A simplified translation of Luke 16:10 says “Whoever can be trusted with small things can also be trusted with big things.” When it comes to top down leadership and how those high risk areas can kill our profitability, we’re rarely dealing with small things at that point. That said, I believe the things we - as executive leaders in our organizations - will need to do to address any of those issues are much simpler than we often believe they are!
Leading is Hard, But Not Complicated!
You will never hear me say that leadership is easy, especially the kind of leadership that’s necessary to effectively run a large organization. What you will hear me say from time to time is that it’s actually damn hard! In fact, I’ve often heard John Maxwell joke about the book he has scheduled to be released immediately after he dies called Leadership Sucks. Don’t misunderstand me, or the title of John’s future book, in thinking that either of us are suggesting that leadership is complicated or difficult; neither are true! I say leadership is hard not because of the painstakingly complex work that’s involved but because ensuring we’re being the best example we can be for the people who count on us to lead can be a heavy burden. When we truly care for those people, and I don’t believe we should ever accept a role leading others if we don’t care for them, the level of responsibility is high!
If we really want to make an exponential impact as we work to address the things that are killing our profitability, we need to recognize that every action we take to exemplify genuine servant leadership to our teams will carry from the top down! When we invest time into how we communicate with our teams, individually or as a group, the leaders reporting to us have a clear example to follow. When we’re intentional about being responsive with those who need our time and attention - regardless of how tough it may be to provide that for them at any given time - it serves as a demonstration for how they can do the same with those they’re responsible for leading. And when we show our team members that we’ve always got their best interests at heart, not only are they likely to be incredibly engaged but they’ll rarely consider a position anywhere else!
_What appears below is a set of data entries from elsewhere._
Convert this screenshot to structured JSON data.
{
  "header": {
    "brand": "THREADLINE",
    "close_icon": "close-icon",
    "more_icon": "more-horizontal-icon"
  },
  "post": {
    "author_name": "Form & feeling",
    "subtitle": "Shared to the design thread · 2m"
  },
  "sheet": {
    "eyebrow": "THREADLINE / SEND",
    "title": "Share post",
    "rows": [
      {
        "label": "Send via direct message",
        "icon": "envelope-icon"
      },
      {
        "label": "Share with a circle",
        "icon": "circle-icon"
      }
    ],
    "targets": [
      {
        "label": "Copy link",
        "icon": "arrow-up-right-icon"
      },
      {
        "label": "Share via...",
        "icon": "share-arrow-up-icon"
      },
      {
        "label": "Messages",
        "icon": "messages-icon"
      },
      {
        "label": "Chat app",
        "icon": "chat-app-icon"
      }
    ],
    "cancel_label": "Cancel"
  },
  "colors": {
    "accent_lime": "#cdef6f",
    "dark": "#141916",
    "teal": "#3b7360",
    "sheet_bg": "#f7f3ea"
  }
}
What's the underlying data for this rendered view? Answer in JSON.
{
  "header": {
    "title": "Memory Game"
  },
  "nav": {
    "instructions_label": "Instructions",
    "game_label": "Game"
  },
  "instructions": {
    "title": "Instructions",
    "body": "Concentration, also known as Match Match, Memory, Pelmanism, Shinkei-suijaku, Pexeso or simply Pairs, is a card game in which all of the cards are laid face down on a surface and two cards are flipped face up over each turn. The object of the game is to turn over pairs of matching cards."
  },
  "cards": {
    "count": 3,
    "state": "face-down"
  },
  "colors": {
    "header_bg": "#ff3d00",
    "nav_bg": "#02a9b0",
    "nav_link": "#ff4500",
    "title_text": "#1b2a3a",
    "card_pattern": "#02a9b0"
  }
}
While none of those things require fancy credentials or following complex procedures, they’re most certainly things we’ll need to weave into what’s likely an extremely heavy workload. That’s where it can get pretty tricky! On any given day, we will face pressure to choose the task that urgently needs our attention over the individual who’s asking for our ear. As high level managers, executives, or business owners, there will never be a shortage of issues demanding us to be hands-on. But if we don’t balance those tasks with a healthy dose of time for the people around us, we can expect to see that trickle down to every other level of our organizations.
If each new level of leadership responsibility is all about the money that comes with it, there will never be enough of it to be worth what it will take to earn authentic influence and buy-in from the teams around us. That said, when we focus on the impact we can have on each individual instead of the perks that may come our way, we can build a culture that thrives and provides rewards that can’t be had any other way. Will it be hard? Absolutely! But if we’re being honest, having a crap culture where mediocrity is the best anyone shoots for and no great people want to be a part of is stinking hard too! At least when we’re willing to engage in the hard, but extremely simple, steps required to lead well, the results payoff over time! Unfortunately, this requires many in the highest levels of their organizations to change how they view a few things so we’ll pick up there soon…